If you love film you can’t afford to miss the experience of seeing Bertrand Tavernier’s Journey Through French Cinema, especially on a theater screen. When I first saw it at the Telluride Film Festival last fall I was wary of its extreme length (over three hours) and an early-morning time slot. I needn’t have worried: I was glued to the screen from start to finish and when it was over I wanted more!
Tavernier is a master storyteller, as he has proven in such films as The Clockmaker, Coup de Torchon, A Sunday in the Country, ‘Round Midnight, and Safe Passage, to name just a few. This endeavor is an expansive, highly personal view of French films from the 1930s onward, as seen through his eyes. He discusses his youthful moviegoing experiences, his later work alongside Jacques Becker and Jean-Pierre Melville (detailing their peccadilloes), and his conversations with such towering figures as Jean Gabin. A child of World War Two, he points fingers at talented directors who did not behave admirably during that turbulent time. This is a tapestry of French cinema like no other. (The only film that compares to it is his friend and colleague Martin Scorsese’s My Voyage to Italy.)
You will encounter acknowledged classics like Grand Illusion, The Rules of the Game, Children of Paradise, Bob Le Flambeur, and Le Samourai, but you will notice things you never truly saw before because of the context Tavernier provides. You will also be introduced to films that are less familiar, along with their creators—Edmond T. Gréville, Claude Autant-Lara, and such once-famous figures as Marcel Carne, Henri Verneuil, and the great Julien Duvivier.
My Journey Through French Cinema will make you want to see every movie that’s excerpted in its entirety. Never fear: Tavernier is hard at work trying to persuade distributors to restore and reissue many titles and hoping to issue some of their music scores as well.

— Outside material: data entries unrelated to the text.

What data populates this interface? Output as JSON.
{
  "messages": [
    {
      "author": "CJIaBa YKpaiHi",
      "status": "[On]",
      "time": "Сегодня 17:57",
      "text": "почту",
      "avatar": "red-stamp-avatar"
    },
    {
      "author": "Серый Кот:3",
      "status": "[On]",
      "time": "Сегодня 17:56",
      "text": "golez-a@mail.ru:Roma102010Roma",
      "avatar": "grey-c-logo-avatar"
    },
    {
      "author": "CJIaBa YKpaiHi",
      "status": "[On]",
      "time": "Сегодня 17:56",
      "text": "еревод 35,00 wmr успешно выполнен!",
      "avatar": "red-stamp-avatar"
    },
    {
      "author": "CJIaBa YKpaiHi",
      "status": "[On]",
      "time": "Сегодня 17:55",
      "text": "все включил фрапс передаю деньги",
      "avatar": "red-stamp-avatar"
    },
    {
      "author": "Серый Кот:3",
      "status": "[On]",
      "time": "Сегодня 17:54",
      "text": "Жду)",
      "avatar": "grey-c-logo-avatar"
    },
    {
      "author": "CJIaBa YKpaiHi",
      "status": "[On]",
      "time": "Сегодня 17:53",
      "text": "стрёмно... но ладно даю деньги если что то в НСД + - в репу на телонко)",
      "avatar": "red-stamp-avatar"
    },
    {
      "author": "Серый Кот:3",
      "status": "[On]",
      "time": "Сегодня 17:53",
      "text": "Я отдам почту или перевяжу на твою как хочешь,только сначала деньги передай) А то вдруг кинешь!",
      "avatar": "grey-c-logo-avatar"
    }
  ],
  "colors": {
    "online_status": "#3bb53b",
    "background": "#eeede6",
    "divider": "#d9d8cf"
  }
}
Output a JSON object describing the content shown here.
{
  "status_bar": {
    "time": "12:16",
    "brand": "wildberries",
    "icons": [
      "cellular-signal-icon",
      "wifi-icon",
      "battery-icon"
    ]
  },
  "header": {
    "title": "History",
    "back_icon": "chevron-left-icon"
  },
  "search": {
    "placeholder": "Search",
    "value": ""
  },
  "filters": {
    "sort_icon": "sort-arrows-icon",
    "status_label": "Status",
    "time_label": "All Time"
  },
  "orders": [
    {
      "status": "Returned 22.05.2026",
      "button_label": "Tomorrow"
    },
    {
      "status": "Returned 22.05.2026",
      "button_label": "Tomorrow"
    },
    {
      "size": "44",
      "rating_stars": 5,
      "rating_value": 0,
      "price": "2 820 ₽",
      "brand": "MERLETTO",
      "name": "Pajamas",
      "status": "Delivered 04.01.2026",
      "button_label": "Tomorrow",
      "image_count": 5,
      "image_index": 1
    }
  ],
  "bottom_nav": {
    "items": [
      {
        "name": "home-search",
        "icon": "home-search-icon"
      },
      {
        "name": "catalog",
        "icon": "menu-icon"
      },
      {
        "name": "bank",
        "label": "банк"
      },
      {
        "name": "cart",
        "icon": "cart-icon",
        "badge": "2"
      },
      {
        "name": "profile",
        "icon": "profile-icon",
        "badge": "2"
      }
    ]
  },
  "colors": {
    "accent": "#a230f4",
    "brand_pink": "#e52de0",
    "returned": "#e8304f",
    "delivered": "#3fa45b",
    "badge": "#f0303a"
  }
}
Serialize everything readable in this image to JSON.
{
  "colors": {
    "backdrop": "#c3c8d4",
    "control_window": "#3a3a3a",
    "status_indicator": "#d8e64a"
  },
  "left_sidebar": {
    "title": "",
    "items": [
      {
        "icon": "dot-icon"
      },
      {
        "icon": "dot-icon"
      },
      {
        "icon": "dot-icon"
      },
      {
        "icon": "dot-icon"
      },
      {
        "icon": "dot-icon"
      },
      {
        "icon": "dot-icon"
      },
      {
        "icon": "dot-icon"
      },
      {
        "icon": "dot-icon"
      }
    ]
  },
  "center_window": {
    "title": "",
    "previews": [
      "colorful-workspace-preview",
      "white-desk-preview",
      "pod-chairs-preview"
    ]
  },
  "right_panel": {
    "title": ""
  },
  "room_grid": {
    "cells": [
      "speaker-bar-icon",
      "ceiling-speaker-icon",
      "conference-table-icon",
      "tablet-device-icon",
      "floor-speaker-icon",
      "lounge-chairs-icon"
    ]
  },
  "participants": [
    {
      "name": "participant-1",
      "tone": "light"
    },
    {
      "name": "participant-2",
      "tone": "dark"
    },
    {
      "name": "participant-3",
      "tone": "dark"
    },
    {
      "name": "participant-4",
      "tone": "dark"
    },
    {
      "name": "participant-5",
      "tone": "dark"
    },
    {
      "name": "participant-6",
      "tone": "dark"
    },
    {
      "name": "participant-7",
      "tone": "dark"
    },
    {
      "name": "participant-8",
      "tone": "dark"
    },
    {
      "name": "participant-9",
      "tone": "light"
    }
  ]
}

I’ve always had a soft spot in my heart for French cinema; perhaps that’s why this survey affected me as it did. But then, the French have a unique relationship with film. No one could possibly express that sentiment better than Monsieur Tavernier. I will quote from the press notes for My Journey Through French Cinema:
“Working as a citizen, a spy, an explorer and painter, a chronicler and adventurer, as it is so well described by so many authors, from Casanova to Gilles Perrault…isn’t that a fine definition of the job of a filmmaker? That one would like to apply to Renoir, Becker, the Vigo of L’ATALANTE, Grangier, Greìville or Sacha, who, in a scene or film, illumine an emotion, or uncover surprising truths. I would like this film to be an expression of gratitude to all those filmmakers, screenwriters, actors, and musicians who have erupted into my life. Memory keeps us warm: this film is a piece of glowing charcoal for a winter night.”
My Voyage Through French Cinema opens today at the Quad Cinema in New York City and the Laemmle Royal in Los Angeles. To learn more about where and when it will be playing near you, click HERE